So upfront, clear and raw. It's a very refreshing film but brutal.
One of the most beautiful and disturbing indictments of Americana, and it's from a Dane. Whomever it came from, it's one of the most important films of last decade. And it has Nicole Kidman's best performance, so there's that.
For some reason, mubi pulls up films I've seen in the Ice Age close to my recent watches and i have no idea why. I don’t like this film. In Musil’s Young Torless book, a boy is caught stealing and has to go through a series of degrading experiences to redeem his misconduct, afraid he might otherwise be expelled from school. He accepts. He honestly thinks that at the end of the willingly undergone debasement, he will
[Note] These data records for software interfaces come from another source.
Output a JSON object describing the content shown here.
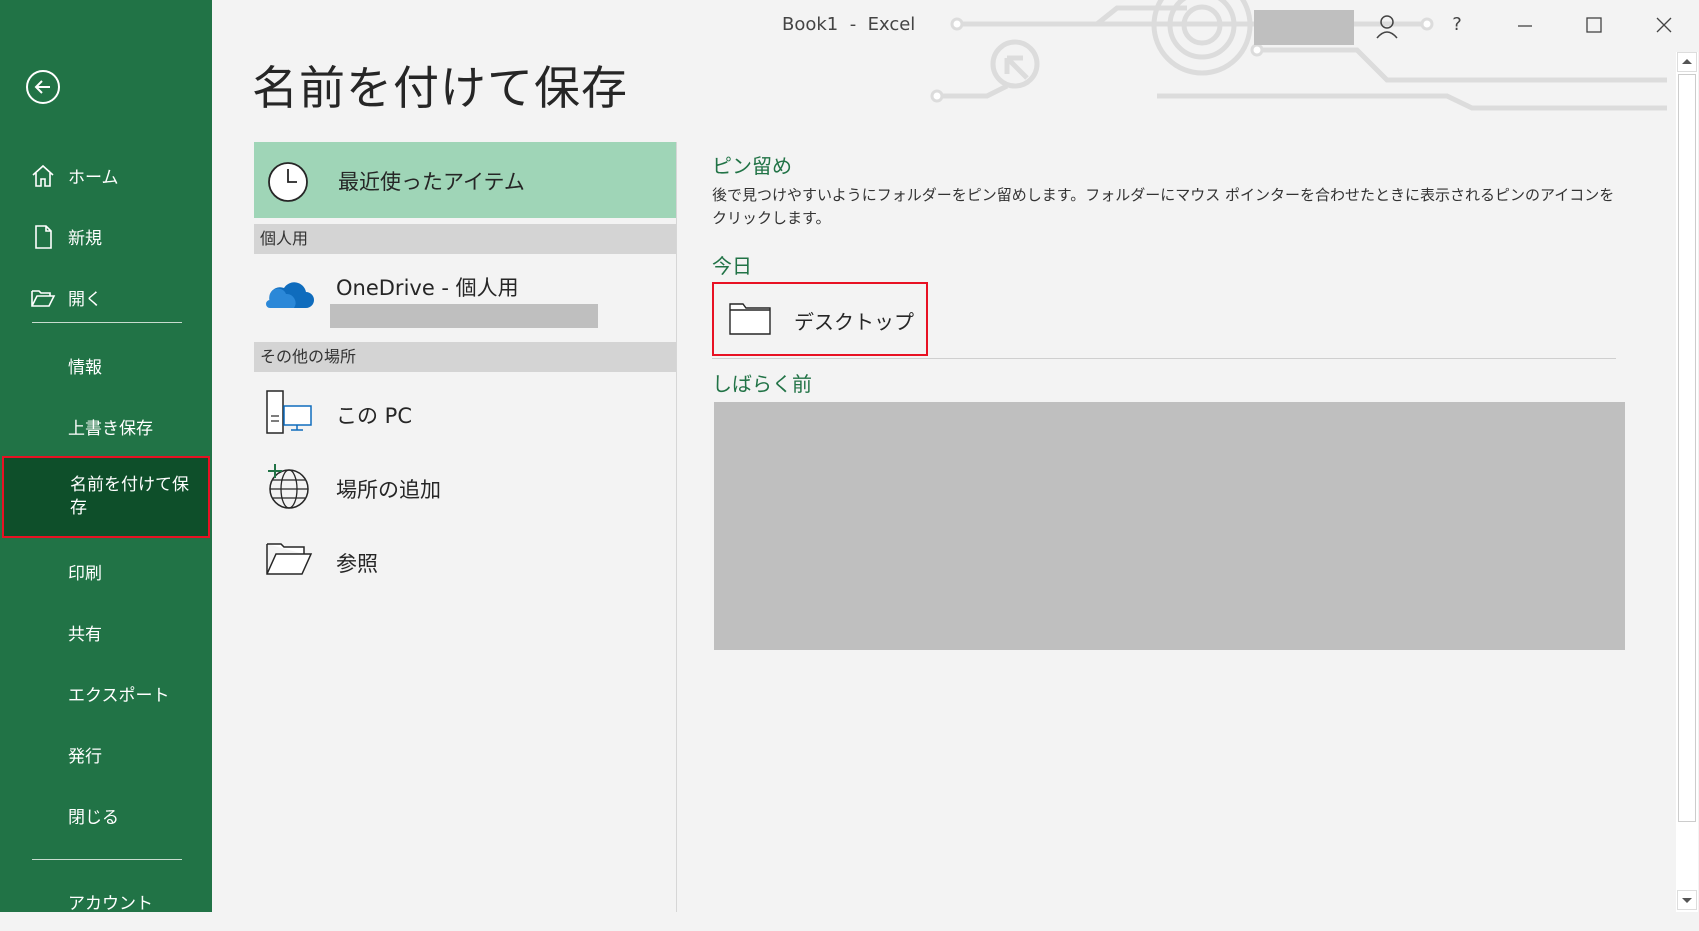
{
  "window": {
    "title": "Book1  -  Excel",
    "help_label": "?"
  },
  "sidebar": {
    "items": [
      {
        "label": "ホーム",
        "icon": "home-icon"
      },
      {
        "label": "新規",
        "icon": "new-document-icon"
      },
      {
        "label": "開く",
        "icon": "open-folder-icon"
      },
      {
        "label": "情報"
      },
      {
        "label": "上書き保存"
      },
      {
        "label": "名前を付けて保存",
        "active": true
      },
      {
        "label": "印刷"
      },
      {
        "label": "共有"
      },
      {
        "label": "エクスポート"
      },
      {
        "label": "発行"
      },
      {
        "label": "閉じる"
      },
      {
        "label": "アカウント"
      }
    ]
  },
  "page": {
    "title": "名前を付けて保存"
  },
  "locations": {
    "recent_label": "最近使ったアイテム",
    "personal_header": "個人用",
    "onedrive_label": "OneDrive - 個人用",
    "other_header": "その他の場所",
    "this_pc_label": "この PC",
    "add_place_label": "場所の追加",
    "browse_label": "参照"
  },
  "pinned": {
    "pin_header": "ピン留め",
    "pin_description": "後で見つけやすいようにフォルダーをピン留めします。フォルダーにマウス ポインターを合わせたときに表示されるピンのアイコンをクリックします。",
    "today_header": "今日",
    "desktop_label": "デスクトップ",
    "earlier_header": "しばらく前"
  },
  "colors": {
    "sidebar": "#217346",
    "sidebar_active": "#0e4f2a",
    "recent_highlight": "#9fd5b7",
    "section_header": "#217346",
    "highlight_border": "#e81123"
  }
}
My impression of LVT is that he's a clever conceptualist and empty provocateur, inventing new styles and using them to say nothing at all of value. But unlike Dancer or Melancholia, Dogville gripped me. Maybe the writing's better or the ideas are richer. Yes, it's a smug, borderline hateful vision of the US from a cinematic manipulator who's never been here. But this time, color me provoked. Or at least manipulated.
Essential cinema. Von Trier's theatrical artificial setting laid bare fully the contempt of human nature in this experimental, brave and naked masterpiece. Kidman had never been better as the fragile Grace who receives a lesson in the full extent of human 'kindness'. Cast is excellent across the board as is the narration by John Hurt. The threadbare conceit never wears out its welcome and is the key to its success.